### What you need to do
Scan the entries below for "scorer" and copy each line that holds it.
*** Opening of Extracted information ***
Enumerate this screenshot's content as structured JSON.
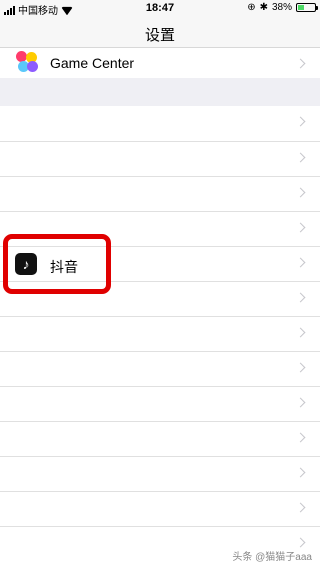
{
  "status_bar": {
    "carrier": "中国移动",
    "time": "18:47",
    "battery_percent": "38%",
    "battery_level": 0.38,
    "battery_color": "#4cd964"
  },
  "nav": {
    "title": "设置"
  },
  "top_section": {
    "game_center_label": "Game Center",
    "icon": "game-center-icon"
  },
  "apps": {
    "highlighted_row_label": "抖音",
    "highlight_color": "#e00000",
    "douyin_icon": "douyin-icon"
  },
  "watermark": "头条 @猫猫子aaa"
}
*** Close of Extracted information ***
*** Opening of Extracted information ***
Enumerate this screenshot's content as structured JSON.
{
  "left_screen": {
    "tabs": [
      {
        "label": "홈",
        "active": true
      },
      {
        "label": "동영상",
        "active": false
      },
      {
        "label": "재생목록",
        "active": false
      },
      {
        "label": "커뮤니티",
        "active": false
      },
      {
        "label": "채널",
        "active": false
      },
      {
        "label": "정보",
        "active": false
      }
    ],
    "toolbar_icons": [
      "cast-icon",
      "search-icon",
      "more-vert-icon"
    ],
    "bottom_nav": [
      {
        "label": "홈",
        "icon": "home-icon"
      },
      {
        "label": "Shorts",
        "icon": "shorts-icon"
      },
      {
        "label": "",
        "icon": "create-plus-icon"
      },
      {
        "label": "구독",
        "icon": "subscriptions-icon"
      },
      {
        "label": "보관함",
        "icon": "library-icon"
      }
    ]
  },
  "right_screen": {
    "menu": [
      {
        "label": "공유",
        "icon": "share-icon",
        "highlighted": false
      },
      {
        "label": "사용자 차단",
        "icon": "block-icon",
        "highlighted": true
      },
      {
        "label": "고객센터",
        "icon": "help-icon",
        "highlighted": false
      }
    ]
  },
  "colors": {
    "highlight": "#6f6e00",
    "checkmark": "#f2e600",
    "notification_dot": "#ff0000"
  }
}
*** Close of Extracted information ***
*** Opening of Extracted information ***
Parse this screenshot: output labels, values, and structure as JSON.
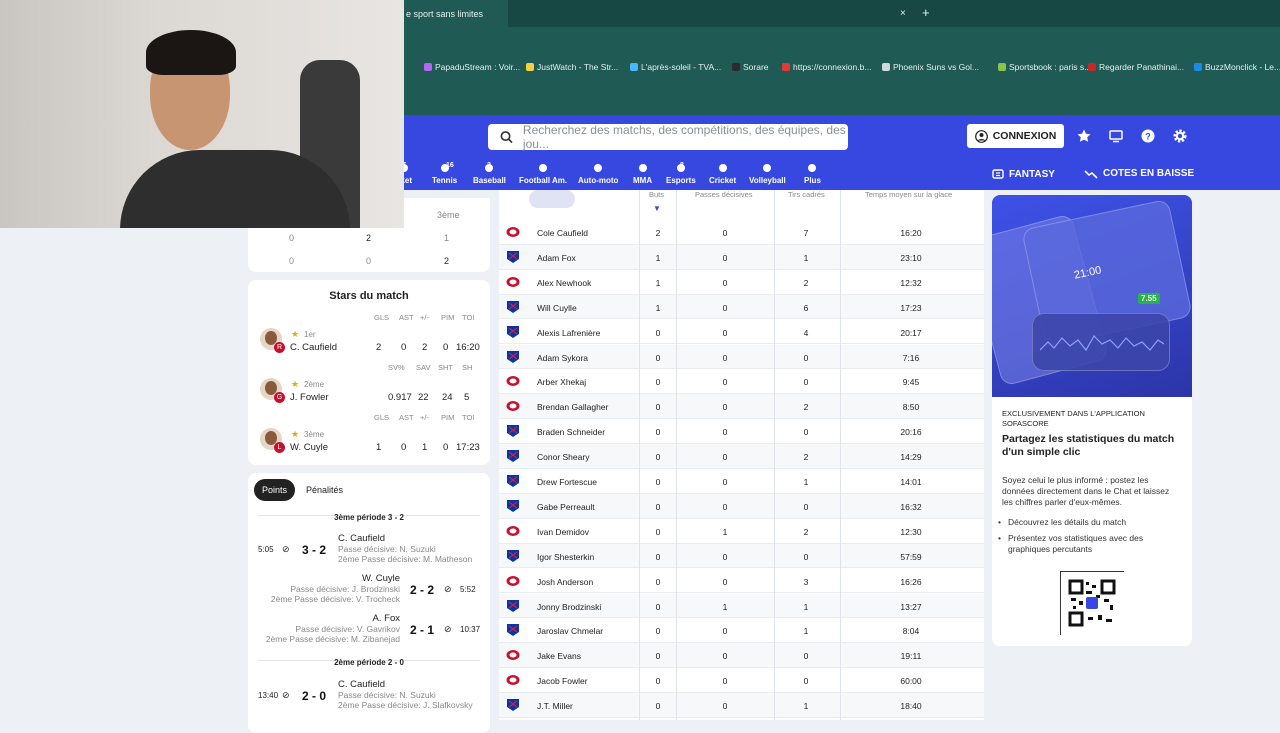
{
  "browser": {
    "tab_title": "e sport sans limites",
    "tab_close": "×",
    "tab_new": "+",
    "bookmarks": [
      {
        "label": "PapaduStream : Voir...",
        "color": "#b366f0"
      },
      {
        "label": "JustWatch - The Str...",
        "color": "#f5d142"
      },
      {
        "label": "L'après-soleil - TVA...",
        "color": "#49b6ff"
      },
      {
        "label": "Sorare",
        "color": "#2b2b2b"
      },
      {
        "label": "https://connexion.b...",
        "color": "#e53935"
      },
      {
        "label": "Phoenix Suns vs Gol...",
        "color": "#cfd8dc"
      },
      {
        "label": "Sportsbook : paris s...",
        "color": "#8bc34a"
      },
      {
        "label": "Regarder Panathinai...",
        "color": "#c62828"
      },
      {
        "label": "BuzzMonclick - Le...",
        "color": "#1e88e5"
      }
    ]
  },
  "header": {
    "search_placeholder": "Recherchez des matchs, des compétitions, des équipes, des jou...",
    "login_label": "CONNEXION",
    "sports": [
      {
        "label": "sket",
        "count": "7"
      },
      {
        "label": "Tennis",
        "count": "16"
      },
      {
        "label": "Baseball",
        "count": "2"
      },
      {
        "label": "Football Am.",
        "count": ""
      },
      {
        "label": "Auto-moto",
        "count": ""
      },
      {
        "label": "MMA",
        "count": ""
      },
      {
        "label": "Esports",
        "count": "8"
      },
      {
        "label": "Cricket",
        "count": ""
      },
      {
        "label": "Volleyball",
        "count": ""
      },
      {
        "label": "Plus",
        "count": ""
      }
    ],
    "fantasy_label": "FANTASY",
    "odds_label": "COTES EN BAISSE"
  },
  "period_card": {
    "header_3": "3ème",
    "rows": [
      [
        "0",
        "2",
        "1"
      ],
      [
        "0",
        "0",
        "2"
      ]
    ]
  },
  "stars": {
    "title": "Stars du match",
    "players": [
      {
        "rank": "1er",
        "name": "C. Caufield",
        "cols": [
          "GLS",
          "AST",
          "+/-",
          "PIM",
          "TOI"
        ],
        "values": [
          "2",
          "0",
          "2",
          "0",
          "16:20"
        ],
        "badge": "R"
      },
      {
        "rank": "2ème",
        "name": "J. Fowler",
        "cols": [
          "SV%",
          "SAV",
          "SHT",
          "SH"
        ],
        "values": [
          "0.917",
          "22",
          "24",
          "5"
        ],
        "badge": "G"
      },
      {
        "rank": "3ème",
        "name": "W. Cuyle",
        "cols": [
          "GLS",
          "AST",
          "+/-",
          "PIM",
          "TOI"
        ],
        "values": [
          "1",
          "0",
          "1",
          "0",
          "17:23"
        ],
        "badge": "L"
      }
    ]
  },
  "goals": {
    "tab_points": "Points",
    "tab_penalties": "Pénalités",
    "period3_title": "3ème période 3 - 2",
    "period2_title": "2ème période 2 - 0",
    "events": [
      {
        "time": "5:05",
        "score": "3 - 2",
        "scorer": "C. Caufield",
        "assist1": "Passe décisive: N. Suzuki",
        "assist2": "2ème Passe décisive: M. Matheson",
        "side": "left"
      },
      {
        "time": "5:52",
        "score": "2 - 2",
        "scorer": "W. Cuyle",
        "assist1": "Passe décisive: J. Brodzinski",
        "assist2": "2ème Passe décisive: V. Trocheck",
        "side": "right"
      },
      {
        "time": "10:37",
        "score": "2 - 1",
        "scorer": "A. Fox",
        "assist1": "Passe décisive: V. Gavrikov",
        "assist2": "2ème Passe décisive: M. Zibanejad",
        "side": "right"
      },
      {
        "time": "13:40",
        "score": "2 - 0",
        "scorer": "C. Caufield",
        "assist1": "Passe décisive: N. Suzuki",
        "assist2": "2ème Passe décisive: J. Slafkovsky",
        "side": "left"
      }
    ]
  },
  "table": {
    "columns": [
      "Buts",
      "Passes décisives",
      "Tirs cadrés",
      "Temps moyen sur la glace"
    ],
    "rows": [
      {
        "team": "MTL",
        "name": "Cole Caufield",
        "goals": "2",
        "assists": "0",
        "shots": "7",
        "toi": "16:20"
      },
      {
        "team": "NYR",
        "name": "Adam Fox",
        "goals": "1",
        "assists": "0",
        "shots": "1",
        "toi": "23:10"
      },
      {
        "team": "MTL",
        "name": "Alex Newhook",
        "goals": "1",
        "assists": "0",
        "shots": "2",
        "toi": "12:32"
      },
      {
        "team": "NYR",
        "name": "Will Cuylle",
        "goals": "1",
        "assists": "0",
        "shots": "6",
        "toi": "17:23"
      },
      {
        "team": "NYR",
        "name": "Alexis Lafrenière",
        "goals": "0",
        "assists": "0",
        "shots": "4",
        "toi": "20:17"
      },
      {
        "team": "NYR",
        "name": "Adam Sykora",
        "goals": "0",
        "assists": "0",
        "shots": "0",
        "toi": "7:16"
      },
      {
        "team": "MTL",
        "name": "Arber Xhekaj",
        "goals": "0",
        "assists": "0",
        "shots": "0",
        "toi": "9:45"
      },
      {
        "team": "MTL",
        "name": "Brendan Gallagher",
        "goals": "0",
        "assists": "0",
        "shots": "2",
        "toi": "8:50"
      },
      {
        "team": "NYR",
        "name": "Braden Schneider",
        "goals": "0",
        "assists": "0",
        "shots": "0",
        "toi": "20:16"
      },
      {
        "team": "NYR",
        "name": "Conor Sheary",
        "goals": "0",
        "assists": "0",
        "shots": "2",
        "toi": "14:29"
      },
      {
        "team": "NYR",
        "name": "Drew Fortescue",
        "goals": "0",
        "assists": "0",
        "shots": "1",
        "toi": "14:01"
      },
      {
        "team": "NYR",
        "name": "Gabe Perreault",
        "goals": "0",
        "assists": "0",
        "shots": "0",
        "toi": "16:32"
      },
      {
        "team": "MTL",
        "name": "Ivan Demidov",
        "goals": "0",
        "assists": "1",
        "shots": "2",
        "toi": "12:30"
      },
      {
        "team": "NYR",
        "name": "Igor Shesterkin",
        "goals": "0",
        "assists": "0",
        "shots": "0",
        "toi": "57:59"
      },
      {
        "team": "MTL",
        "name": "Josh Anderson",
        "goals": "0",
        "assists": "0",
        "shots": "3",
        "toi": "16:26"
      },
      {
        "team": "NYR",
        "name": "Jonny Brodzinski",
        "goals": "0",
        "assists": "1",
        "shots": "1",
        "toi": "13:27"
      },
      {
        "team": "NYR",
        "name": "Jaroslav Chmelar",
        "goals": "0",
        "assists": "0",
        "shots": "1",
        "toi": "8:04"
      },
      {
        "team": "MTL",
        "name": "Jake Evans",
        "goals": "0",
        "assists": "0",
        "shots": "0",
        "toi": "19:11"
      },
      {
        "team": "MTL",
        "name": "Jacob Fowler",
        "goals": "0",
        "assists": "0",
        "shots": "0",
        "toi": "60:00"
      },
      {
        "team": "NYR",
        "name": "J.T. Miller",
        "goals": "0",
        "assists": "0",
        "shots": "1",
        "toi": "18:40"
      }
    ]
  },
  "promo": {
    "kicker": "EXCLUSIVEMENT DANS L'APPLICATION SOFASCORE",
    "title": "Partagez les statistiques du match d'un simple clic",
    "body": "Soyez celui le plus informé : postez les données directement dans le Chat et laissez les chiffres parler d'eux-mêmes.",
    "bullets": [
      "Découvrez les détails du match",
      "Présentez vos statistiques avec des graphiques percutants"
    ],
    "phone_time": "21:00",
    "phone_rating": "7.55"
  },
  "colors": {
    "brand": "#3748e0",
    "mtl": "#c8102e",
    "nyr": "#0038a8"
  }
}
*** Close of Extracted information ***
### Output for this task
        "scorer": "C. Caufield",
        "scorer": "W. Cuyle",
        "scorer": "A. Fox",
        "scorer": "C. Caufield",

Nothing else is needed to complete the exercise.